Even though restrictions on office work were lifted in May, the percentage of office workers back at their desks remains very low among larger firms, but many smaller firms have come back more quickly. As a result, pedestrian volumes in the office district have risen slightly but lag those on Chestnut and Walnut streets. Overall pedestrian volumes in the area directly measured by Center City District (CCD) increased 7% on weekdays in June, while SEPTA ridership increased by 6%. Based on a June 16 survey, 1,416 of 1,901 first-floor retail, restaurant and service businesses within the CCD boundary were open, up from 1,371 in April 2021.

The volume of tourists and regional shoppers is steadily increasing. However, with higher educational institutions planning to reopen fully in September and major firms and performing arts organizations aiming for after Labor Day, the full restoration of vibrancy in Center City is still two months away.

Center City’s economy is interconnected. Downtown offices drive demand for retail and restaurants and attract business travelers to hotels. Colleges and universities create demand for apartments, retail and restaurants, and supply graduates who replenish the workforce, making Philadelphia a competitive business location. Arts and cultural institutions draw regional visitors and tourists, and convention attendees book hotels and restaurants. Together, these different parts of the downtown economy create an attractive setting for residents and the region’s largest employment center with 42% of Philadelphia’s jobs.

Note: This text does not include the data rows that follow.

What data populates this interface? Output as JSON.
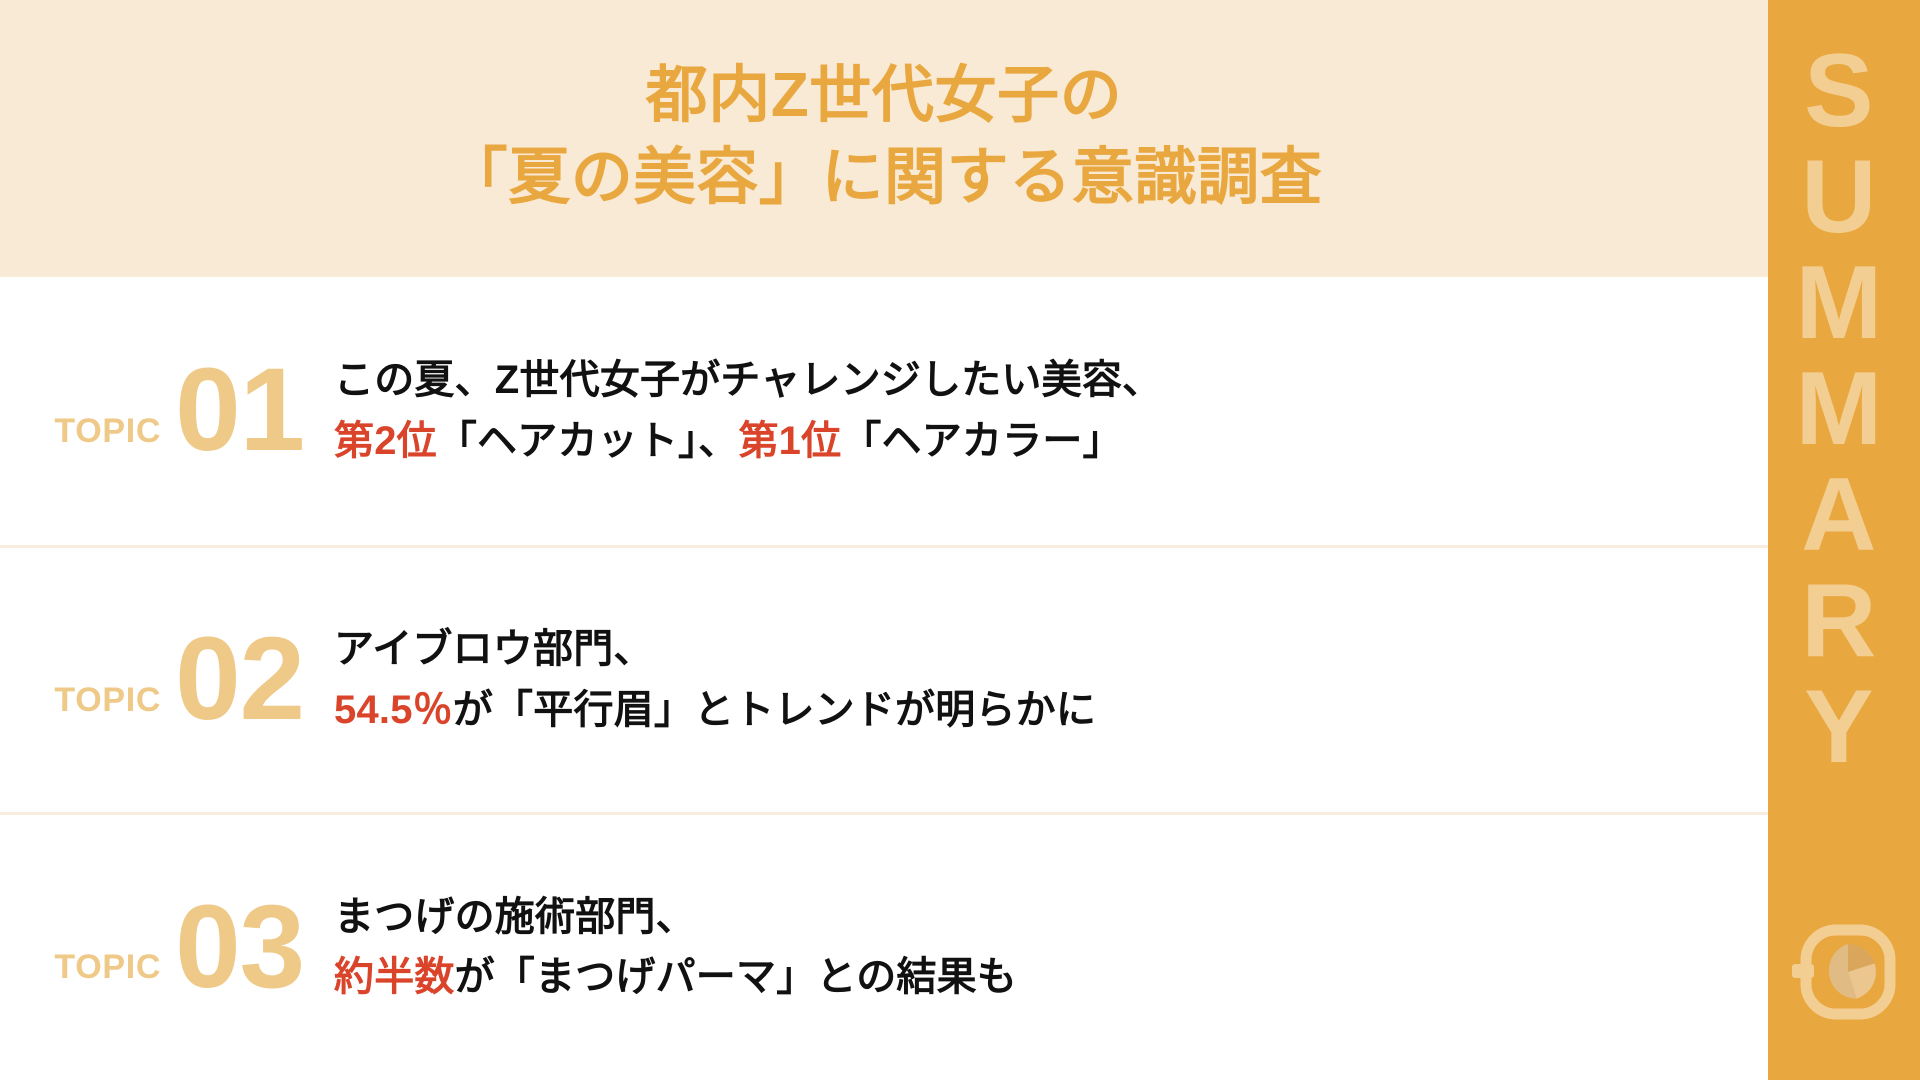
{
  "slide": {
    "kind": "summary-slide",
    "colors": {
      "header_bg": "#F9EAD5",
      "accent_orange": "#E9A73F",
      "accent_light": "#EFC987",
      "highlight_red": "#D9442B",
      "body_text": "#111111",
      "divider": "#FAEDDD",
      "sidebar_label": "#F3CE92"
    }
  },
  "header": {
    "title_line1": "都内Z世代女子の",
    "title_line2": "「夏の美容」に関する意識調査"
  },
  "sidebar": {
    "label": "SUMMARY",
    "logo_name": "brand-logo-mark"
  },
  "topics": [
    {
      "word": "TOPIC",
      "number": "01",
      "line1": "この夏、Z世代女子がチャレンジしたい美容、",
      "line2_parts": [
        {
          "text": "第2位",
          "highlight": true
        },
        {
          "text": "「ヘアカット」、",
          "highlight": false
        },
        {
          "text": "第1位",
          "highlight": true
        },
        {
          "text": "「ヘアカラー」",
          "highlight": false
        }
      ]
    },
    {
      "word": "TOPIC",
      "number": "02",
      "line1": "アイブロウ部門、",
      "line2_parts": [
        {
          "text": "54.5％",
          "highlight": true
        },
        {
          "text": "が「平行眉」とトレンドが明らかに",
          "highlight": false
        }
      ]
    },
    {
      "word": "TOPIC",
      "number": "03",
      "line1": "まつげの施術部門、",
      "line2_parts": [
        {
          "text": "約半数",
          "highlight": true
        },
        {
          "text": "が「まつげパーマ」との結果も",
          "highlight": false
        }
      ]
    }
  ]
}
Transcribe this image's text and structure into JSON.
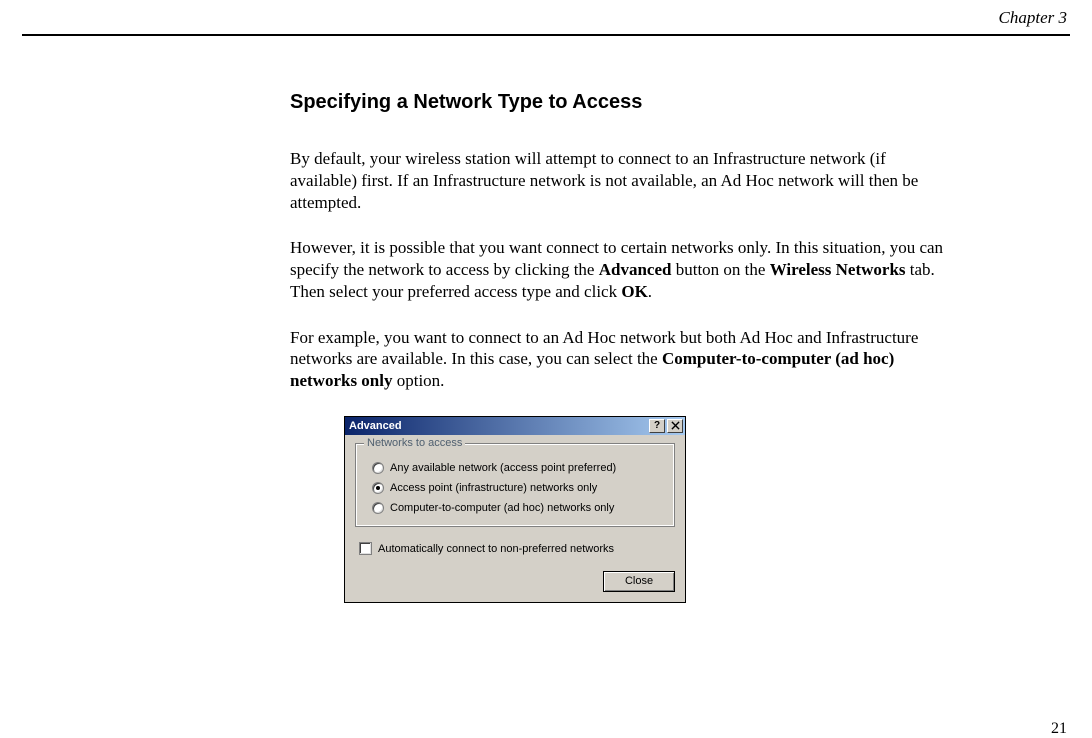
{
  "chapter": "Chapter 3",
  "heading": "Specifying a Network Type to Access",
  "para1": "By default, your wireless station will attempt to connect to an Infrastructure network (if available) first. If an Infrastructure network is not available, an Ad Hoc network will then be attempted.",
  "para2_a": "However, it is possible that you want connect to certain networks only. In this situation, you can specify the network to access by clicking the ",
  "para2_b": "Advanced",
  "para2_c": " button on the ",
  "para2_d": "Wireless Networks",
  "para2_e": " tab. Then select your preferred access type and click ",
  "para2_f": "OK",
  "para2_g": ".",
  "para3_a": "For example, you want to connect to an Ad Hoc network but both Ad Hoc and Infrastructure networks are available. In this case, you can select the ",
  "para3_b": "Computer-to-computer (ad hoc) networks only",
  "para3_c": " option.",
  "page_number": "21",
  "dialog": {
    "title": "Advanced",
    "group_legend": "Networks to access",
    "option1": "Any available network (access point preferred)",
    "option2": "Access point (infrastructure) networks only",
    "option3": "Computer-to-computer (ad hoc) networks only",
    "auto_connect": "Automatically connect to non-preferred networks",
    "close_button": "Close"
  }
}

Remove one or more of these interconnected components and vitality is challenged while jobs for city residents and revenues that support citywide services are curtailed.

For graphics, charts and a narrative of trends, download- Monitoring Philadelphia's Economic Recovery, July 2021.